At the point of meeting the new agent I had no idea what his performance would be, but I liked him immediately. I introduced myself and he looked right at me and said, “Call me Tug, short for Tugboat.” He was that guy you met and liked right out of the box. He made you feel like you were the most important person in the room each time you saw him. For those of you with Netflix, he wore this Peaky Blinders hat every day and he made it look good.
Over the past year and a half we have talked a lot, as much as guys talk, I guess. His desk was right across from mine. Yes, real estate was always a topic we discussed. Tug was like a sponge. He wanted to soak up every bit of information he could. He would always start with, “I’ve got a question.” After that he would ask six to seven more. I used to kid and tell him I would give him five tokens in the morning and each time he asked something he would give me a token back. When the tokens were gone, so were the questions.
Other topics for discussion were guns, current events, and a little politics. But mostly what he loved to talk about was his family. I felt like I knew them all by listening to him. One thing I never heard him say was anything bad about anyone else. Never. Nor did I ever hear anyone say anything bad about him. There just wasn’t any bad in the guy.

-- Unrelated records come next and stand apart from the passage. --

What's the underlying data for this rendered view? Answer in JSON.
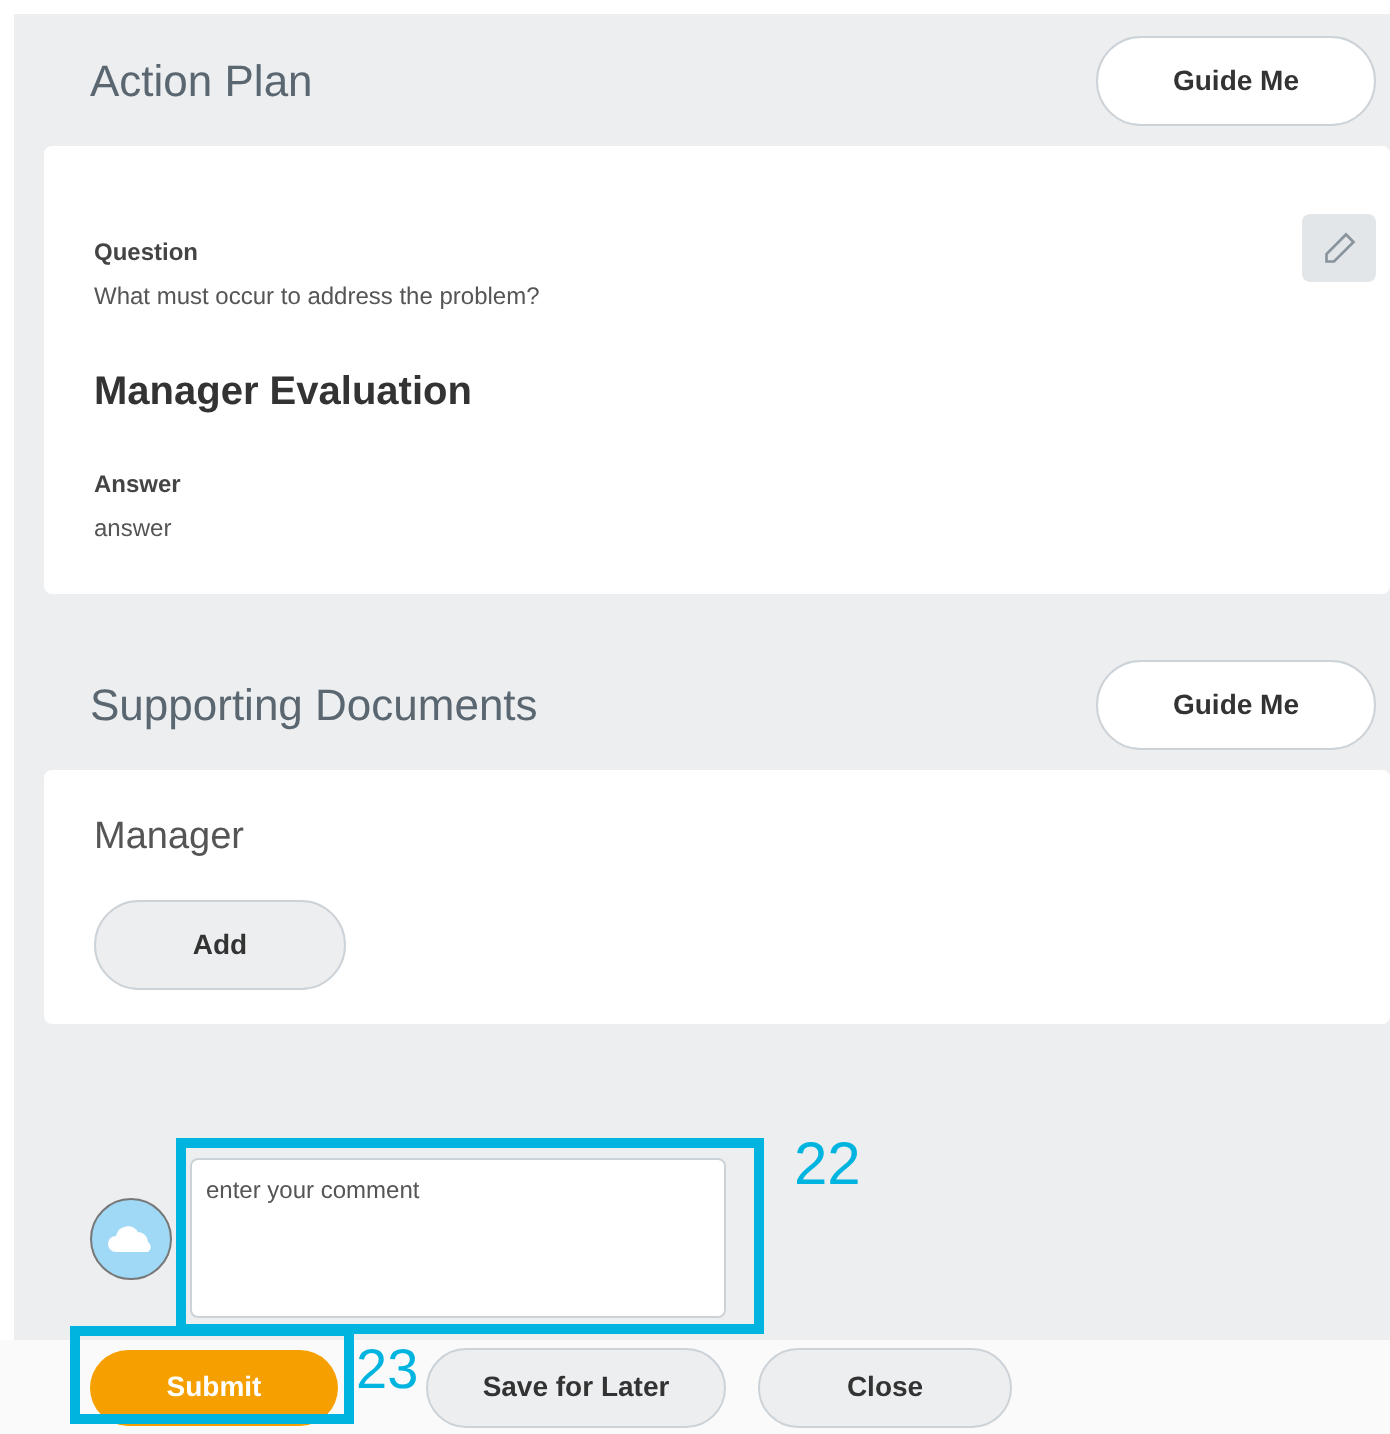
{
  "action_plan": {
    "title": "Action Plan",
    "guide_button": "Guide Me",
    "question_label": "Question",
    "question_text": "What must occur to address the problem?",
    "heading": "Manager Evaluation",
    "answer_label": "Answer",
    "answer_text": "answer"
  },
  "supporting_documents": {
    "title": "Supporting Documents",
    "guide_button": "Guide Me",
    "owner": "Manager",
    "add_button": "Add"
  },
  "comment": {
    "placeholder": "enter your comment",
    "annotation": "22"
  },
  "footer_buttons": [
    {
      "label": "Submit",
      "kind": "primary",
      "annotation": "23"
    },
    {
      "label": "Save for Later",
      "kind": "secondary"
    },
    {
      "label": "Close",
      "kind": "secondary"
    }
  ]
}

On Dec. 4,2021, we lost Tug to COVID-19. When I say we, I mean all that knew him. We lost an agent that was just starting to get into his full stride. All of us at Classic lost a good friend. His wife lost a good, loving husband. His children lost a great Dad. He was a son, uncle, cousin and brother to many, all that will feel the loss of losing him. He will be missed by all that knew him. I am very thankful for the short time I got to spend knowing him.
We all grieve in our own way, I guess, with none being better than the other. Many years ago when my father passed I received a card with a quote on it I will never forget. I have used it many times and it always seems to fit. It was from Dr. Seuss: “Don’t cry because it’s over. Smile because it happened.”
I will be smiling because I got to meet and know Tug.
Randy Butler is a lifelong resident of Highland County and a licensed real estate agent for Classic Real Estate in Hillsboro.